The Chow is related to Spitz dogs of the Nordic type and has been known in China, where he was kept as a guard dog and also used for hunting, for upwards of 2,000 years. But because of China’s ‘closed door’ policy to the rest of the world, Chows did not begin to appear in other countries until around 1800 and were not really noticed in Britain until the 1920s, with a number being shown at Crufts in 1925.
He has a unique short striding movement and a bluish black tongue, and such is his appearance that he cannot be mistaken for any other breed. The Rough Chow has a coat that is abundant, thick and stands off from the body. It requires about five minutes’ daily grooming to keep it in good condition. The Smooth Chow has a woolly undercoat with a short top coat of plush texture. Although red is the most popular colour for both varieties, followed by black, they can also be seen in the most lovely whole blue, or shades of fawn.
The Chow is aloof, stand-offish and extremely loyal to his owner, with a tendency to be a one-man dog. He is not noisy, but when roused he is well able to defend home and owner.
Vulnerable Native Breed
How much exercise?
Up to 1 hour per day
Length of coat
How much grooming?
Town or Country
Type of home
Minimum Garden Size
Over 10 Years
* If you are asthmatic or have an allergy, you should consult your medical advisor before considering obtaining a dog. More information can also be found on
the Kennel Club website
The Utility Breed Group
This group consists of miscellaneous breeds of dog mainly of a non-sporting origin, including the Bulldog, Dalmatian, Akita and Poodle.
The name ‘Utility’ essentially means fitness for a purpose and this group consists of an extremely mixed and varied bunch, most breeds having been selectively bred to perform a specific function not included in the sporting and working categories.
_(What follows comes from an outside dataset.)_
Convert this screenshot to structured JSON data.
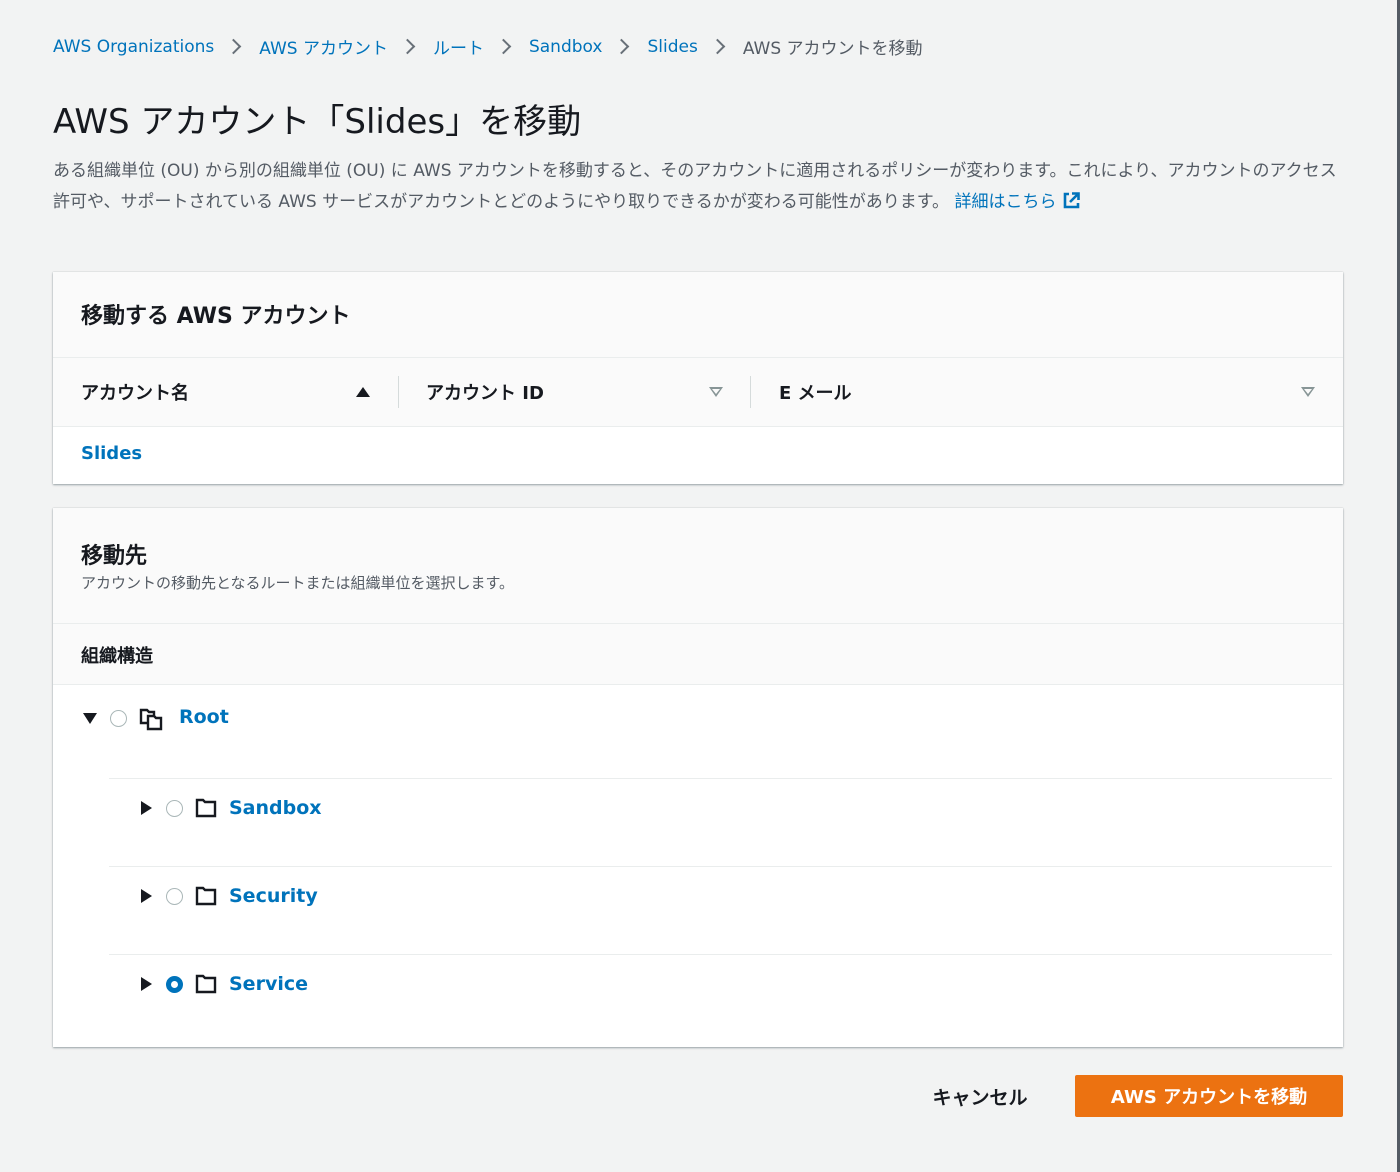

Some of the breeds listed in the group are the oldest documented breeds of dog in the world.